While the story line is implausible (1. when someone in real life wakes up naked in bed with a stranger, the first instinct is usually to bolt, not to stick around for tea, and 2. Any one who drank enough to block memory of several hours of the previous evening would be too hung over to talk), there’s something charming about the concerted effort these two make to get to know each other. Several times the conversation hangs, and it seems they have absolutely nothing in common. Still, they manage to soldier on to the bitter end when some new and vital information is revealed.
Jeremy Waters and Melissa Chambers are charming, if a bit brusque at times, in their morning-after awkwardness. They do a good job of portraying their hidden loneliness without seeming needy. While initially their characters don’t seem to have much in common, they do have an undeniable chemistry.
The set by James Hunting naturally centers around the bed, but he’s cleverly hidden an additional element that comes into play in the last moments. It's aided by Cory Pattak’s lovely lighting.

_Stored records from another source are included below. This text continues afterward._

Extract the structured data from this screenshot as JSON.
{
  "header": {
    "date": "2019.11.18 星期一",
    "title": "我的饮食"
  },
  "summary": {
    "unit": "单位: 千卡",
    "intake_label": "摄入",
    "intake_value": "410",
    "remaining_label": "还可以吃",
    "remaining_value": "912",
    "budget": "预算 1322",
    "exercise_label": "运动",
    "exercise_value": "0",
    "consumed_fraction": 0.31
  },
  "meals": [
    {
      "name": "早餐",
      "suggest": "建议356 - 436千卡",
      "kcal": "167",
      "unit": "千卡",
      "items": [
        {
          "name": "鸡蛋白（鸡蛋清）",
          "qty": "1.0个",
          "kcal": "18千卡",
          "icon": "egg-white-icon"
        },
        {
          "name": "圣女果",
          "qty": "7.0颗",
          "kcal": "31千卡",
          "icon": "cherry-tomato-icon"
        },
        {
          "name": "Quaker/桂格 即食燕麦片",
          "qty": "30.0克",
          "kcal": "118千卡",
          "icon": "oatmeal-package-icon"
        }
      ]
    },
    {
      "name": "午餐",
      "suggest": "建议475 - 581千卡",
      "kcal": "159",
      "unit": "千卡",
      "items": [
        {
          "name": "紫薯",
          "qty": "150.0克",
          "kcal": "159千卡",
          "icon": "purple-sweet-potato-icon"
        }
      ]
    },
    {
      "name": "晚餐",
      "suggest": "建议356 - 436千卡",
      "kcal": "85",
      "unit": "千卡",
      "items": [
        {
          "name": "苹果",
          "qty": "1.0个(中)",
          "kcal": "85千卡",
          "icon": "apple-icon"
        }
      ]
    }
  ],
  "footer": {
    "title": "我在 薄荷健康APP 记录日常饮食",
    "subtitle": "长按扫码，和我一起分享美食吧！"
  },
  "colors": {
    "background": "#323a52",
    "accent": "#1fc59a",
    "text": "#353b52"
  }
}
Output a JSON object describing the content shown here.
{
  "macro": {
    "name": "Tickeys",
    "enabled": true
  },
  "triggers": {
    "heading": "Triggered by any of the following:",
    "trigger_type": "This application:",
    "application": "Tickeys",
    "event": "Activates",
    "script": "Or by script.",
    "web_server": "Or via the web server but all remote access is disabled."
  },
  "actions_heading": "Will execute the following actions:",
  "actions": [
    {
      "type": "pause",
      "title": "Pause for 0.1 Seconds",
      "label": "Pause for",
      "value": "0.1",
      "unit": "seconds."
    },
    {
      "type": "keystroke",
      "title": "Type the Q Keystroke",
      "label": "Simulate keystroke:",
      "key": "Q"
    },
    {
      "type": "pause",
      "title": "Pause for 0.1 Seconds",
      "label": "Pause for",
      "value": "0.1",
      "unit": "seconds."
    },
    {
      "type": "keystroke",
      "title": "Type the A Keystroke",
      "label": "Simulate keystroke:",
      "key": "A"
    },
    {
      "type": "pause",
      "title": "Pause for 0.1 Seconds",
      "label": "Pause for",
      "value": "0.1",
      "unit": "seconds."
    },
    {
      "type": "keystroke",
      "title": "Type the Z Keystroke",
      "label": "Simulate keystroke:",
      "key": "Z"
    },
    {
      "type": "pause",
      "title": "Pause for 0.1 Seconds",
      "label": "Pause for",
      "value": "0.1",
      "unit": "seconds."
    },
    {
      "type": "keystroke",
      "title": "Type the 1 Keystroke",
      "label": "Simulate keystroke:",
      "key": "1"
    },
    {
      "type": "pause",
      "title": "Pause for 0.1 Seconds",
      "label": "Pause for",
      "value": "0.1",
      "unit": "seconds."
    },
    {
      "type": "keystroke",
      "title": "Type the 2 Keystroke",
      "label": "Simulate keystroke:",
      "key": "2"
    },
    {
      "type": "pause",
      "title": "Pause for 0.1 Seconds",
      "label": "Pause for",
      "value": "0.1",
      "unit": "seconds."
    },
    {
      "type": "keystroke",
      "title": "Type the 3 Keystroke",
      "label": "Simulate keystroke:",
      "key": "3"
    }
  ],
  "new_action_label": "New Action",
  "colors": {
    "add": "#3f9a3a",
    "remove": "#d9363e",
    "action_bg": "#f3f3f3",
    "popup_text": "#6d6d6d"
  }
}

Surprisingly, there’s very little mention of sex, and very little touching. Whether or not this couple had sex seems irrelevant next to the larger issue— did they want to? And do they still want to? These two create their intimacy in the most old-fashioned way—by talking.